DIRECTIONS » Identify all lines of the data containing the string "服务器地址" and copy them.

[Stored entries]
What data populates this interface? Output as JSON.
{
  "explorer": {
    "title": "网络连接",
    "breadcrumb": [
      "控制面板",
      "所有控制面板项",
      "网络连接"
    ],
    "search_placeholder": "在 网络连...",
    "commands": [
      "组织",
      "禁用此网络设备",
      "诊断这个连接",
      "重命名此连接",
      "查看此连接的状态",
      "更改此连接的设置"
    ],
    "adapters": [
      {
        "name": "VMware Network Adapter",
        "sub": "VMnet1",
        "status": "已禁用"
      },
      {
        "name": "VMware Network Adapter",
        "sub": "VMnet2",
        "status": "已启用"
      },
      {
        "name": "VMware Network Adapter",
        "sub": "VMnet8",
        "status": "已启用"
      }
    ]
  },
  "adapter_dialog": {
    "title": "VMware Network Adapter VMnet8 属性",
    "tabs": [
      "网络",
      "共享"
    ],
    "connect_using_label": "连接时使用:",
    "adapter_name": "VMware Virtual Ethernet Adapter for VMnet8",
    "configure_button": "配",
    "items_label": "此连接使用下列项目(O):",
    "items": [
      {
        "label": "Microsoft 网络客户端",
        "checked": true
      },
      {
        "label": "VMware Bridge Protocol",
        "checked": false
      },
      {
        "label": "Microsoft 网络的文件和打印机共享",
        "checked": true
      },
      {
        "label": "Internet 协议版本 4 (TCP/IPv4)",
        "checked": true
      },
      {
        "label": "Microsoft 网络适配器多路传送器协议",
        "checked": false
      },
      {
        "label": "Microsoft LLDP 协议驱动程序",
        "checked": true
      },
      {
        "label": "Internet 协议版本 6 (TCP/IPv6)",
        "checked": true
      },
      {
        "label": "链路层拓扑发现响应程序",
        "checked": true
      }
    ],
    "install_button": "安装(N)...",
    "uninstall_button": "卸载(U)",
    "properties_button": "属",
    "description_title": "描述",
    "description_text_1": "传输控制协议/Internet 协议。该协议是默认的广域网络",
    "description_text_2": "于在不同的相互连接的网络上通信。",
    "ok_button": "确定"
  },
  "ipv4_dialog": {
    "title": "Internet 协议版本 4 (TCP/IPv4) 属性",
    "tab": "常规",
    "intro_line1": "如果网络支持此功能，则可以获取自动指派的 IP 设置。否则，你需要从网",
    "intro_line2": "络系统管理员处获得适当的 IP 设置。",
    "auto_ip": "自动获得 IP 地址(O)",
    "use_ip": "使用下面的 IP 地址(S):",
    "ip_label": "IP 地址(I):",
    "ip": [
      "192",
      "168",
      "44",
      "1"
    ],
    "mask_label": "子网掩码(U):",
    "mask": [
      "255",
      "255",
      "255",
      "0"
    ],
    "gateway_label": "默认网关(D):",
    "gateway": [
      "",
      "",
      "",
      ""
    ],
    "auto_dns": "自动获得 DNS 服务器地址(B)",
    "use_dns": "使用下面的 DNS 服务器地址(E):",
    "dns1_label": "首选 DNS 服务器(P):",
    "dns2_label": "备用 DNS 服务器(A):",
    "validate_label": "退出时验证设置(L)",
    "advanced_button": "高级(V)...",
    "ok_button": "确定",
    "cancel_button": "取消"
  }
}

SOLUTION FOR THIS TASK »
    "auto_dns": "自动获得 DNS 服务器地址(B)",
    "use_dns": "使用下面的 DNS 服务器地址(E):",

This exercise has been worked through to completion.